'''
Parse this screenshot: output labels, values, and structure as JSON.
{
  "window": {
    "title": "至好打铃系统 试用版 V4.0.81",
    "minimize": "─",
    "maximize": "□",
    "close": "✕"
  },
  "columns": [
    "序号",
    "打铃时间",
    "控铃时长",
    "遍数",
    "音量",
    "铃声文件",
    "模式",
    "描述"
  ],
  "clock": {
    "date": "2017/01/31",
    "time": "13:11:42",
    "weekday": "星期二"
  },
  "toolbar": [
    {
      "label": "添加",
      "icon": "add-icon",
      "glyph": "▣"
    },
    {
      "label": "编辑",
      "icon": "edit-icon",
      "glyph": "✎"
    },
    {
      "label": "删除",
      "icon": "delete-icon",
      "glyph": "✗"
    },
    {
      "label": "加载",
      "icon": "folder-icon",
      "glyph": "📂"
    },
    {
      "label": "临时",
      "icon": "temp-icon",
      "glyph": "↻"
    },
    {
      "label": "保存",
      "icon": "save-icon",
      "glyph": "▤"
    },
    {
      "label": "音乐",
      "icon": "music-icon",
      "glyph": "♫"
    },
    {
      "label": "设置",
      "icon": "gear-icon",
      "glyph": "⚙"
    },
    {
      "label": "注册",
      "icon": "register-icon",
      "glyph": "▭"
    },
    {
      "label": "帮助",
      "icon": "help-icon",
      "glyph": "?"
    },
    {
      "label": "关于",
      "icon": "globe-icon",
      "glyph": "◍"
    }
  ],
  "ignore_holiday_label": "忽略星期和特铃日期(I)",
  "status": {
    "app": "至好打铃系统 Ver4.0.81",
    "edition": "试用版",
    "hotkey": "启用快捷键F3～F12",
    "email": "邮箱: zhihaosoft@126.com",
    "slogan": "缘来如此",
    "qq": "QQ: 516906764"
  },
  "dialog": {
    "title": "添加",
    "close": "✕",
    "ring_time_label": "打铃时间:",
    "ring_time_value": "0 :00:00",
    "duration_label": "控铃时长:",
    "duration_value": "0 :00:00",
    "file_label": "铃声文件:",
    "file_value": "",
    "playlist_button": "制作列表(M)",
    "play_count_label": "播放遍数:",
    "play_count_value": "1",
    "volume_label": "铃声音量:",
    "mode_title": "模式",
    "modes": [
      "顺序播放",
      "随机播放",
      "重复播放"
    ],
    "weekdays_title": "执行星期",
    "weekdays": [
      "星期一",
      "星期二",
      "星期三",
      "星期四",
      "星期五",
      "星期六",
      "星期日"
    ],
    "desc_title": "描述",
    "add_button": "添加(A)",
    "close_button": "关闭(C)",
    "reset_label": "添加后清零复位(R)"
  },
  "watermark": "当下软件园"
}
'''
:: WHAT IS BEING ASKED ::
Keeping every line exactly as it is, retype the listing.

:: RESPONSE TO THE TASK ::
Parse this screenshot: output labels, values, and structure as JSON.
{
  "window": {
    "title": "至好打铃系统 试用版 V4.0.81",
    "minimize": "─",
    "maximize": "□",
    "close": "✕"
  },
  "columns": [
    "序号",
    "打铃时间",
    "控铃时长",
    "遍数",
    "音量",
    "铃声文件",
    "模式",
    "描述"
  ],
  "clock": {
    "date": "2017/01/31",
    "time": "13:11:42",
    "weekday": "星期二"
  },
  "toolbar": [
    {
      "label": "添加",
      "icon": "add-icon",
      "glyph": "▣"
    },
    {
      "label": "编辑",
      "icon": "edit-icon",
      "glyph": "✎"
    },
    {
      "label": "删除",
      "icon": "delete-icon",
      "glyph": "✗"
    },
    {
      "label": "加载",
      "icon": "folder-icon",
      "glyph": "📂"
    },
    {
      "label": "临时",
      "icon": "temp-icon",
      "glyph": "↻"
    },
    {
      "label": "保存",
      "icon": "save-icon",
      "glyph": "▤"
    },
    {
      "label": "音乐",
      "icon": "music-icon",
      "glyph": "♫"
    },
    {
      "label": "设置",
      "icon": "gear-icon",
      "glyph": "⚙"
    },
    {
      "label": "注册",
      "icon": "register-icon",
      "glyph": "▭"
    },
    {
      "label": "帮助",
      "icon": "help-icon",
      "glyph": "?"
    },
    {
      "label": "关于",
      "icon": "globe-icon",
      "glyph": "◍"
    }
  ],
  "ignore_holiday_label": "忽略星期和特铃日期(I)",
  "status": {
    "app": "至好打铃系统 Ver4.0.81",
    "edition": "试用版",
    "hotkey": "启用快捷键F3～F12",
    "email": "邮箱: zhihaosoft@126.com",
    "slogan": "缘来如此",
    "qq": "QQ: 516906764"
  },
  "dialog": {
    "title": "添加",
    "close": "✕",
    "ring_time_label": "打铃时间:",
    "ring_time_value": "0 :00:00",
    "duration_label": "控铃时长:",
    "duration_value": "0 :00:00",
    "file_label": "铃声文件:",
    "file_value": "",
    "playlist_button": "制作列表(M)",
    "play_count_label": "播放遍数:",
    "play_count_value": "1",
    "volume_label": "铃声音量:",
    "mode_title": "模式",
    "modes": [
      "顺序播放",
      "随机播放",
      "重复播放"
    ],
    "weekdays_title": "执行星期",
    "weekdays": [
      "星期一",
      "星期二",
      "星期三",
      "星期四",
      "星期五",
      "星期六",
      "星期日"
    ],
    "desc_title": "描述",
    "add_button": "添加(A)",
    "close_button": "关闭(C)",
    "reset_label": "添加后清零复位(R)"
  },
  "watermark": "当下软件园"
}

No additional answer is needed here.